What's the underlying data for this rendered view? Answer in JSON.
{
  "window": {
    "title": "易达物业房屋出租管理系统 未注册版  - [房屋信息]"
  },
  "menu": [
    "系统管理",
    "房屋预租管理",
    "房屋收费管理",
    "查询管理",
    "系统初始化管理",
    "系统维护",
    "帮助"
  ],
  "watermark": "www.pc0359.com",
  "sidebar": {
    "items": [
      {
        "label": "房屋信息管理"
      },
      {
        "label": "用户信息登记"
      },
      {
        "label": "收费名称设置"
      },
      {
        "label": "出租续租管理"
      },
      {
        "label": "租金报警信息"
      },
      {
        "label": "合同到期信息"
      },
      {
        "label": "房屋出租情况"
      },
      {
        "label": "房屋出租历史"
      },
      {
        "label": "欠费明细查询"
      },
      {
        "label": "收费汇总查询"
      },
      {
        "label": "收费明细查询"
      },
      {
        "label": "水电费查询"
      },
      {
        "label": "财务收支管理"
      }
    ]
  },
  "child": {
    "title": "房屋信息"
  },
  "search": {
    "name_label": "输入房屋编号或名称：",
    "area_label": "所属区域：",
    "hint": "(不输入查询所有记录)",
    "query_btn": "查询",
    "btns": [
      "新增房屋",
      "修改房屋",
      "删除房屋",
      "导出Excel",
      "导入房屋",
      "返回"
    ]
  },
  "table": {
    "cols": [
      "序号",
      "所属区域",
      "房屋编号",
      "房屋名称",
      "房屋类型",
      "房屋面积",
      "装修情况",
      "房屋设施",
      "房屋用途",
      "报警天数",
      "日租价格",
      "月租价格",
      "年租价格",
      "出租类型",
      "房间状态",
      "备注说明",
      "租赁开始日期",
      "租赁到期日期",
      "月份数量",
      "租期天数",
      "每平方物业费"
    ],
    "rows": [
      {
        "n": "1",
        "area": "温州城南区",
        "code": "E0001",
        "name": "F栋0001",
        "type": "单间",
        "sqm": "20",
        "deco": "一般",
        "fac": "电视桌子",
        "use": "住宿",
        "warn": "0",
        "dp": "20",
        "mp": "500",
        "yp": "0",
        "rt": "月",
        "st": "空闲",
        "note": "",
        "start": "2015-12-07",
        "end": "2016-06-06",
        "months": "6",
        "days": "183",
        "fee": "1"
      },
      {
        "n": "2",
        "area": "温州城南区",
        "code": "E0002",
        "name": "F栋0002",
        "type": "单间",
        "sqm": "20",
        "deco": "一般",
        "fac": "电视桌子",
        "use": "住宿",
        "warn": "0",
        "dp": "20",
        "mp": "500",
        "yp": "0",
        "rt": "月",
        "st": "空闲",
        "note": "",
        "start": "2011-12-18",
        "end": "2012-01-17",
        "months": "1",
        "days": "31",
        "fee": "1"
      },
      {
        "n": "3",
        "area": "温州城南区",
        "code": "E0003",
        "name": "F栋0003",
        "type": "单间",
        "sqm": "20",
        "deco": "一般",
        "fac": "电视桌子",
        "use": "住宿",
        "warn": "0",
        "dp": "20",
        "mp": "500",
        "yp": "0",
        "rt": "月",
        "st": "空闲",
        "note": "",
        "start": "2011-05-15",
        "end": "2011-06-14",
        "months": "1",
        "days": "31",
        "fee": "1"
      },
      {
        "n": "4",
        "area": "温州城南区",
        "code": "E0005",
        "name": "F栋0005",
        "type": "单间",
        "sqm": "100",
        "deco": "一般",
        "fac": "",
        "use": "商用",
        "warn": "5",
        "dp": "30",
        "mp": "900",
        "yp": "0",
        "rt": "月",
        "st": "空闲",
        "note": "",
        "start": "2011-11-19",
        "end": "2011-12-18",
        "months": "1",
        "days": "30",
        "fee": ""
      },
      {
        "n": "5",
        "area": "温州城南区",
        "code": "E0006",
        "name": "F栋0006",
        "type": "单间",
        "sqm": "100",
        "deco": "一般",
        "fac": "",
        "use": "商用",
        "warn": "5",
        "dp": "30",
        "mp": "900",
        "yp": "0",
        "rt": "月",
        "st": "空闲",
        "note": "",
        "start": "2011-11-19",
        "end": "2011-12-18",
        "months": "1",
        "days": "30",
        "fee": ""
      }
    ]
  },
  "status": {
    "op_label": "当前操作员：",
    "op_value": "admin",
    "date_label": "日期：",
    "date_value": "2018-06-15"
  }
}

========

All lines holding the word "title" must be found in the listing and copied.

    "title": "易达物业房屋出租管理系统 未注册版  - [房屋信息]"
    "title": "房屋信息"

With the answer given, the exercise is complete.